---------- Data provided ----------

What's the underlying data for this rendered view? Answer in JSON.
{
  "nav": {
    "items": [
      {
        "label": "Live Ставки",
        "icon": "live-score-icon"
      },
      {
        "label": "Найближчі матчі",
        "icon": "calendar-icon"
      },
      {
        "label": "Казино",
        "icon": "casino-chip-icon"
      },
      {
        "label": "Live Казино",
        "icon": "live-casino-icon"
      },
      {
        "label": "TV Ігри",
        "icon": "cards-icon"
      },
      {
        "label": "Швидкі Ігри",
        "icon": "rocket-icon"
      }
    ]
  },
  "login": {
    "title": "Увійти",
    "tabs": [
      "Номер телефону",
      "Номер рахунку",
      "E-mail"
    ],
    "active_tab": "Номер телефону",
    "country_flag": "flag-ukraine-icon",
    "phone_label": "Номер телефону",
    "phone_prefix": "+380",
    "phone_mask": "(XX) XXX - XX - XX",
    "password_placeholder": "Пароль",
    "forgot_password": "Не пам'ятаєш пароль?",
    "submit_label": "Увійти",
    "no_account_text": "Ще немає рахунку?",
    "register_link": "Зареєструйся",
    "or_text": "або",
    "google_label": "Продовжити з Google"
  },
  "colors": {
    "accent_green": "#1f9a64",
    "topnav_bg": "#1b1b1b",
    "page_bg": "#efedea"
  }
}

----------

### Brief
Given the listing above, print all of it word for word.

### Reply to the task
What's the underlying data for this rendered view? Answer in JSON.
{
  "nav": {
    "items": [
      {
        "label": "Live Ставки",
        "icon": "live-score-icon"
      },
      {
        "label": "Найближчі матчі",
        "icon": "calendar-icon"
      },
      {
        "label": "Казино",
        "icon": "casino-chip-icon"
      },
      {
        "label": "Live Казино",
        "icon": "live-casino-icon"
      },
      {
        "label": "TV Ігри",
        "icon": "cards-icon"
      },
      {
        "label": "Швидкі Ігри",
        "icon": "rocket-icon"
      }
    ]
  },
  "login": {
    "title": "Увійти",
    "tabs": [
      "Номер телефону",
      "Номер рахунку",
      "E-mail"
    ],
    "active_tab": "Номер телефону",
    "country_flag": "flag-ukraine-icon",
    "phone_label": "Номер телефону",
    "phone_prefix": "+380",
    "phone_mask": "(XX) XXX - XX - XX",
    "password_placeholder": "Пароль",
    "forgot_password": "Не пам'ятаєш пароль?",
    "submit_label": "Увійти",
    "no_account_text": "Ще немає рахунку?",
    "register_link": "Зареєструйся",
    "or_text": "або",
    "google_label": "Продовжити з Google"
  },
  "colors": {
    "accent_green": "#1f9a64",
    "topnav_bg": "#1b1b1b",
    "page_bg": "#efedea"
  }
}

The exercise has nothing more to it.